Dame Kiri Te Kanawa performs with the Russian National Orchestra directed by Vladimir Spivakov in 2004.
Denis Sinyakov
/
AFP/Getty Images
Dame Kiri Te Kanawa performs with the Russian National Orchestra directed by Vladimir Spivakov in 2004.

One of the world's best-known opera stars, Dame Kiri Te Kanawa, has announced that she will never sing in public again — bringing a long, storied career to a close.

During a career that lasted nearly 50 years, the 73-year-old lyric soprano from New Zealand, who is of both European and Maori heritage, performed on all of the world's great opera and concert stages with a luscious, famously creamy sound. She made a certain specialty of Strauss, but her performances of composers from Puccini to Samuel Barber were also outstanding.

Te Kanawa was named a Dame Commander of the British Empire in 1982. In 2004, she launched the Kiri Te Kanawa Foundation, an organization that nurtures singers and other musicians from New Zealand.

In 2010, she made her final appearance in a leading operatic role, playing the Marchioness in Strauss' Der Rosenkavalier at the Cologne Opera.

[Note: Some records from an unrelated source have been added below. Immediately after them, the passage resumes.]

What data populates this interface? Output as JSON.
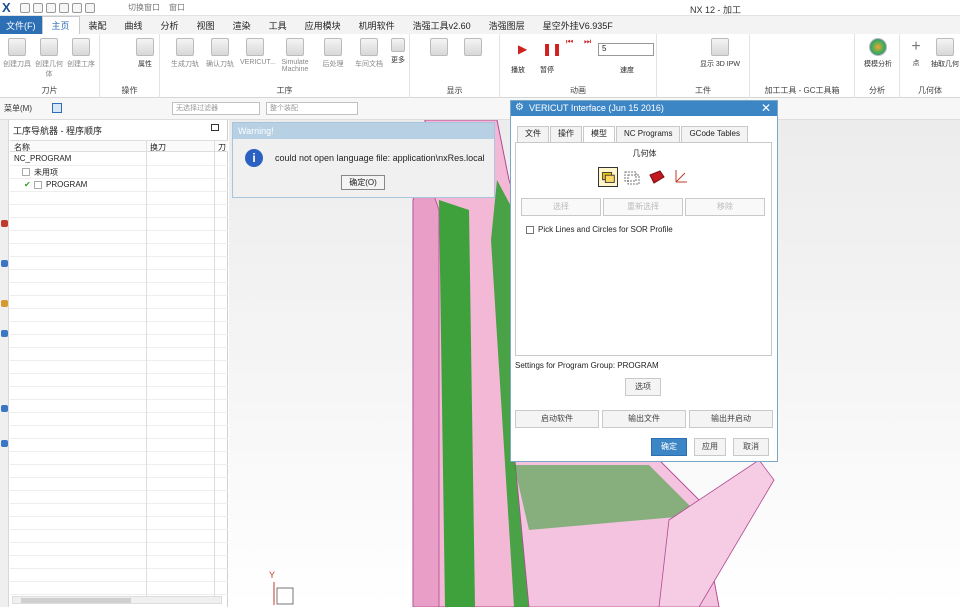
{
  "window_title": "NX 12 - 加工",
  "quick_access": {
    "switch_window": "切换窗口",
    "window_menu": "窗口"
  },
  "menu": {
    "file": "文件(F)",
    "tabs": [
      "主页",
      "装配",
      "曲线",
      "分析",
      "视图",
      "渲染",
      "工具",
      "应用模块",
      "机明软件",
      "浩强工具v2.60",
      "浩强图层",
      "星空外挂V6.935F"
    ],
    "active_tab": "主页"
  },
  "ribbon": {
    "groups": {
      "tool": "刀片",
      "operation": "操作",
      "process": "工序",
      "display": "显示",
      "animation": "动画",
      "work": "工件",
      "gc_tools": "加工工具 - GC工具箱",
      "analysis": "分析",
      "geometry": "几何体"
    },
    "buttons": {
      "create_tool": "创建刀具",
      "create_geometry": "创建几何体",
      "create_op": "创建工序",
      "properties": "属性",
      "generate_toolpath": "生成刀轨",
      "verify_toolpath": "确认刀轨",
      "vericut": "VERICUT...",
      "simulate_machine": "Simulate Machine",
      "post_process": "后处理",
      "shop_doc": "车间文档",
      "more": "更多",
      "play": "播放",
      "pause": "暂停",
      "speed": "速度",
      "speed_value": "5",
      "show_3d_ipw": "显示 3D IPW",
      "mold_analysis": "模模分析",
      "point": "点",
      "extract_geometry": "抽取几何"
    }
  },
  "toolbar2": {
    "menu": "菜单(M)",
    "filter_placeholder": "无选择过滤器",
    "assembly_placeholder": "整个装配"
  },
  "navigator": {
    "title": "工序导航器 - 程序顺序",
    "col_name": "名称",
    "col_tool_change": "换刀",
    "col_path": "刀",
    "rows": [
      {
        "name": "NC_PROGRAM"
      },
      {
        "name": "未用项"
      },
      {
        "name": "PROGRAM"
      }
    ]
  },
  "warning": {
    "title": "Warning!",
    "message": "could not open language file: application\\nxRes.local",
    "ok": "确定(O)"
  },
  "vericut": {
    "title": "VERICUT Interface (Jun 15 2016)",
    "tabs": [
      "文件",
      "操作",
      "模型",
      "NC Programs",
      "GCode Tables"
    ],
    "active_tab": "模型",
    "section": "几何体",
    "select": "选择",
    "reselect": "重新选择",
    "remove": "移除",
    "checkbox": "Pick Lines and Circles for SOR Profile",
    "settings": "Settings for Program Group: PROGRAM",
    "options": "选项",
    "launch": "启动软件",
    "export": "输出文件",
    "export_launch": "输出并启动",
    "ok": "确定",
    "apply": "应用",
    "cancel": "取消"
  }
}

But Kiri Te Kanawa was a presence in pop culture too. In 2013, she played another famed opera Dame, Nellie Melba, on the TV series Downton Abbey.

And in 1981, Te Kanawa enchanted audiences around the world when she sang Handel's "Let The Bright Seraphim" (from the oratorio Samson) at the wedding of Prince Charles and Princess Diana.

On the BBC's Radio 4 Wednesday morning, Te Kanawa said that she already hasn't performed publicly in almost a year — and that she never will again.

"When I'm teaching young singers and hearing beautiful young fresh voices, I don't want to put my voice next to theirs," she told the BBC. "I didn't want to hear my voice again. I didn't. That was it."

Copyright 2021 NPR. To see more, visit https://www.npr.org.

Anastasia Tsioulcas
Anastasia Tsioulcas is a reporter on NPR's Arts desk. She is intensely interested in the arts at the intersection of culture, politics, economics and identity, and primarily reports on music. Recently, she has extensively covered gender issues and #MeToo in the music industry, including backstage tumult and alleged secret deals in the wake of sexual misconduct allegations against megastar singer Plácido Domingo; gender inequity issues at the Grammy Awards and the myriad accusations of sexual misconduct against singer R. Kelly.